The filthy sweet Lost in My Bedroom could be an outtake from the Sixteen Candles soundtrack, but Red Lips, written in part by Garbage’s Shirley Manson, begins as a homage to Yes’ Owner of a Lonely Heart and, at the hook, becomes a convincing appropriation of Nirvana’s In Bloom. The remaining songs, Sad Dream and Ghost, are mordant singer-songwriter fare in which the lyrics are darker than Ferreira. Altogether, it’s just another round of throwing ideas at the wall. Everything sticks, more or less. But for how long?

— JON CARAMANICA, NY Times News Service

One way to listen to Allelujah! Don’t Bend! Ascend!, the noisily underwhelming new album by the Montreal band Godspeed You! Black Emperor, is to disable the higher brain functions and let its spookiness wash over you.

There was a time, in the late ‘90s, around the time of its album Lift Your Skinny Fists Like Antennas to Heaven, when this band had new energy and a mysterious cabalistic power. It was a large, loud, instrumental cooperative; double drums, triple guitars and electrified violin field recordings. Its powerful drones sounded like a mode of resistance against the game of popular music, an endurance test, maybe a torrential moan.

Then as now, the band toured with a projectionist who ran film loops of urban blight and police actions, and its volume blasted you to the back wall in small spaces. Like Arcade Fire, a much cuddlier Canadian band upon which it had some influence, Godspeed was an anthem-heaver; its music almost commanded you to feel certain feelings. It could make you experience inspiration or despair; it could also make music that seemed leaden, like most anthems.

But can we talk about echo and spectrality and creepiness? A band making a sound that was bigger than it should be, that threw huge shadows up on a wall, that made you feel a little nervous? Because that’s how Godspeed can still be powerful, both live and on record. (It hasn’t made a new record since 2003; it’s only recently been reanimated, playing shows over the past year and a half.) The meat of the music, when it’s droning steadily in front of you, is grandiose, cold, rigid. But it’s better when surging or receding, swiftly building or dropping out.

The band started selling the new album at gigs during the past month, before its official release Tuesday. The album is less symphonic and textured than the group’s earlier efforts, and feels like a stopgap — more a memento from a current show than a fully blown new work. It includes two 20-minute songs that the band performs now and had also played on tour before its hiatus — Mladic, with an Eastern European folk bounce at the center, and We Drift Like Worried Fire, moving from ballad to dirge to stomp — as well as two shorter pieces, around six minutes, new and moody and far less shaped.

The album wears thin in totality, but has isolated moments: entrances and releases and dropouts.
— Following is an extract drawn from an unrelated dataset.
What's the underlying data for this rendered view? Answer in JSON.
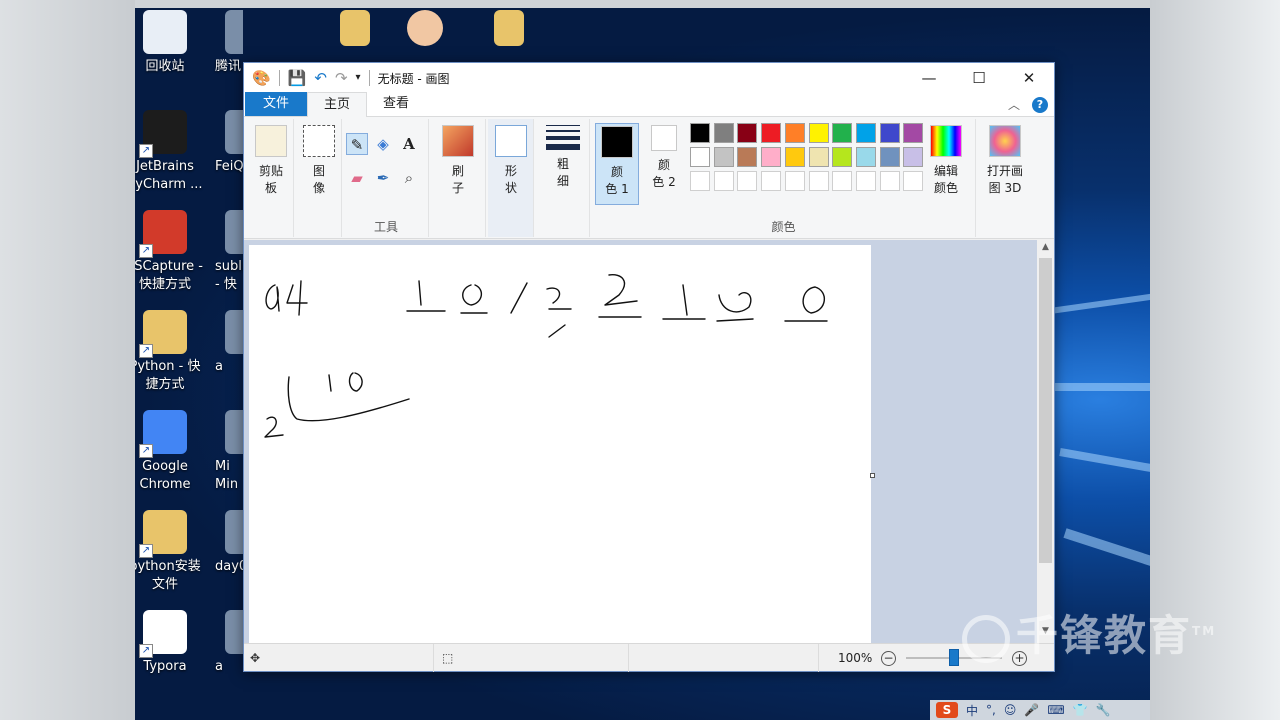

One comes 15 minutes into Worried Fire, when a march rhythm moves into a slightly faster 4/4 groove and the whole song lifts, giving you a pretty solid 90-second high before the repetition lets you down again. And there’s another on Strung Like Lights at Thee Printemps Erable, one of the shorter tracks, where a feedback tone like an ice burn, bolstered by a low-end rumble, suddenly disappears at 4:32, leaving behind weird, echoey, warped-sounding loops. It’s dark and suggestive music: You can almost see it as physical shapes.

— BEN RATLIFF, NY Times News Service